Set down the data below once more, precisely as it reads.

• • • • • • •

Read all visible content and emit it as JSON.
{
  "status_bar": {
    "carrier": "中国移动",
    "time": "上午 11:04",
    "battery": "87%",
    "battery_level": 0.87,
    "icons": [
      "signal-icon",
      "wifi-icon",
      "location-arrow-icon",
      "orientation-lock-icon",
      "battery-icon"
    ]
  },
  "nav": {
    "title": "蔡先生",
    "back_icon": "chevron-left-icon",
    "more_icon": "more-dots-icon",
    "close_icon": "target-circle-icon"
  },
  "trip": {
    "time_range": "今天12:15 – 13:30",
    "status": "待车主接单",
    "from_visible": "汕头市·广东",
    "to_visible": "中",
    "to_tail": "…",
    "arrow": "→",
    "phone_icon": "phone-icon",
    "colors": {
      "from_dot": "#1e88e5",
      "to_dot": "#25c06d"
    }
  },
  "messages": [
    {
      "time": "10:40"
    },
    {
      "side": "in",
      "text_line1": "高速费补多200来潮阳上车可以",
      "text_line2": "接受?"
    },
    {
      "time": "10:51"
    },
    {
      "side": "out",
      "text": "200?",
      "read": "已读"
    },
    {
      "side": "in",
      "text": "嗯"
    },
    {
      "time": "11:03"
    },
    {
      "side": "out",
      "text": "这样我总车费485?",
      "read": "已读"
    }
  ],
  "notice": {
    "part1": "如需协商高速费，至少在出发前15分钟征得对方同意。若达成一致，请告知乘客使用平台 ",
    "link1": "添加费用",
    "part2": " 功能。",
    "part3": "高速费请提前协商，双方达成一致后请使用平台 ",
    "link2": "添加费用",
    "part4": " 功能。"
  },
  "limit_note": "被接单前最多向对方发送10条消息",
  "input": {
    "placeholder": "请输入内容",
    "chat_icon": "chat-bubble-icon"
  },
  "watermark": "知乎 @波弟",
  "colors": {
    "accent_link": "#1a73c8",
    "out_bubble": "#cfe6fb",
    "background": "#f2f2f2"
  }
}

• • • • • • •

* **FINAL ANSWER**
Read all visible content and emit it as JSON.
{
  "status_bar": {
    "carrier": "中国移动",
    "time": "上午 11:04",
    "battery": "87%",
    "battery_level": 0.87,
    "icons": [
      "signal-icon",
      "wifi-icon",
      "location-arrow-icon",
      "orientation-lock-icon",
      "battery-icon"
    ]
  },
  "nav": {
    "title": "蔡先生",
    "back_icon": "chevron-left-icon",
    "more_icon": "more-dots-icon",
    "close_icon": "target-circle-icon"
  },
  "trip": {
    "time_range": "今天12:15 – 13:30",
    "status": "待车主接单",
    "from_visible": "汕头市·广东",
    "to_visible": "中",
    "to_tail": "…",
    "arrow": "→",
    "phone_icon": "phone-icon",
    "colors": {
      "from_dot": "#1e88e5",
      "to_dot": "#25c06d"
    }
  },
  "messages": [
    {
      "time": "10:40"
    },
    {
      "side": "in",
      "text_line1": "高速费补多200来潮阳上车可以",
      "text_line2": "接受?"
    },
    {
      "time": "10:51"
    },
    {
      "side": "out",
      "text": "200?",
      "read": "已读"
    },
    {
      "side": "in",
      "text": "嗯"
    },
    {
      "time": "11:03"
    },
    {
      "side": "out",
      "text": "这样我总车费485?",
      "read": "已读"
    }
  ],
  "notice": {
    "part1": "如需协商高速费，至少在出发前15分钟征得对方同意。若达成一致，请告知乘客使用平台 ",
    "link1": "添加费用",
    "part2": " 功能。",
    "part3": "高速费请提前协商，双方达成一致后请使用平台 ",
    "link2": "添加费用",
    "part4": " 功能。"
  },
  "limit_note": "被接单前最多向对方发送10条消息",
  "input": {
    "placeholder": "请输入内容",
    "chat_icon": "chat-bubble-icon"
  },
  "watermark": "知乎 @波弟",
  "colors": {
    "accent_link": "#1a73c8",
    "out_bubble": "#cfe6fb",
    "background": "#f2f2f2"
  }
}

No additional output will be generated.